Justifiably acclaimed as a chronicle of war-ravaged woe and resilience under occupation, Norman Lewis' published diary "Naples '44" — about the young British intelligence officer's experiences in the southern Italian city following the American Fifth Army's invasion — has been given a feature-length companion guide in the form of a same-titled documentary.
Francesco Patierno's collage-like approach marries Benedict Cumberbatch's narration of judiciously chosen passages with thematically matching archival footage of World War II-era occupied Naples, scenes from Naples-set movies, and contemporary shots in which an older, reminiscing gentleman — presumably a Lewis stand-in — strolls those same streets.
The read-aloud excerpts speak to Lewis' elegant, empathetic powers of observation: blind, hungry children ignored by a restaurant's diners; the ingenuity of black marketeers and prostitutes; stricken housewives in a daily grind of survival; and an elderly lawyer friend clinging to the vestiges of a former life and playing the "uncle from Rome" at funerals for cash.

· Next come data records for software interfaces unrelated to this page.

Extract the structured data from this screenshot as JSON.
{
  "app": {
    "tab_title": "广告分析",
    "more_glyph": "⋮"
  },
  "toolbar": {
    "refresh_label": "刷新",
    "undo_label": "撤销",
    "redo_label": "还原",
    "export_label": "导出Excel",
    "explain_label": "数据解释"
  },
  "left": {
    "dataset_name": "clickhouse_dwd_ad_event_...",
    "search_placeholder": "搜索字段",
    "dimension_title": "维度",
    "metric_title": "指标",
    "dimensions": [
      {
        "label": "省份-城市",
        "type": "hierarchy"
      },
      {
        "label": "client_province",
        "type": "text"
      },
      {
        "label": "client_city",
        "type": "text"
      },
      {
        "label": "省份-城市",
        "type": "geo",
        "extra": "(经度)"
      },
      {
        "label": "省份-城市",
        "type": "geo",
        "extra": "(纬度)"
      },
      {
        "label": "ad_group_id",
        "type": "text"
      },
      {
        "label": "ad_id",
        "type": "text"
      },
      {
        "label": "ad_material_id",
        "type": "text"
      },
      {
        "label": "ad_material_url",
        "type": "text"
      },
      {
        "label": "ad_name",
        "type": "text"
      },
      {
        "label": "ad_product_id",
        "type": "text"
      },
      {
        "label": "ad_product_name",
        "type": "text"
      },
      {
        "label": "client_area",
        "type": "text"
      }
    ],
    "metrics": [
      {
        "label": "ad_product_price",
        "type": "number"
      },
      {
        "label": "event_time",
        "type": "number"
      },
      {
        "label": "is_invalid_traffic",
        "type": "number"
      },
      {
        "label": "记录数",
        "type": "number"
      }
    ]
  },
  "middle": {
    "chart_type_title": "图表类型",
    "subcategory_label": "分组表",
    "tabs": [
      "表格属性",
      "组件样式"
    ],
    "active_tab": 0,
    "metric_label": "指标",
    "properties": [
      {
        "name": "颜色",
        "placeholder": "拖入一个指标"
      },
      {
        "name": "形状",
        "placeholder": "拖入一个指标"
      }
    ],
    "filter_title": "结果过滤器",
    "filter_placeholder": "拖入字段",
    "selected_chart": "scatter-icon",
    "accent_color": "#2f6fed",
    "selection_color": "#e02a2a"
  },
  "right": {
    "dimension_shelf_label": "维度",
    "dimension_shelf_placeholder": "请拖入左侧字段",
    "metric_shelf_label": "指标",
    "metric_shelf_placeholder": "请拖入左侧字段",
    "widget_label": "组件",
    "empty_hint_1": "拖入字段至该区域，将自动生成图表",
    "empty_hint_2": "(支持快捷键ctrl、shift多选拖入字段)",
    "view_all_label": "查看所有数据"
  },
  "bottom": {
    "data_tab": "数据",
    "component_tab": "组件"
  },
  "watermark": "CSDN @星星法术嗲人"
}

Lewis' account of Vesuvius's ill-timed eruption during his time there is masterful, as are his depictions of the citizenry's struggle to maintain religious devotion and reignite political passions. The movie around Cumberbatch's coolly spoken narration, however, is haphazardly assembled in tone, with no clear reason to include lengthy clips from Mike Nichols' "Catch-22" or Liliana Cavani's "The Skin" (among others) aside from their story-positioned relevance to the city at the time.
At most, "Naples '44" makes a solid case for turning to Lewis' prose and getting the full effect of his year there that way.
In English and Italian with English subtitles
Running time: 1 hour, 28 minutes
Playing: Laemmle Monica Film Center, Santa Monica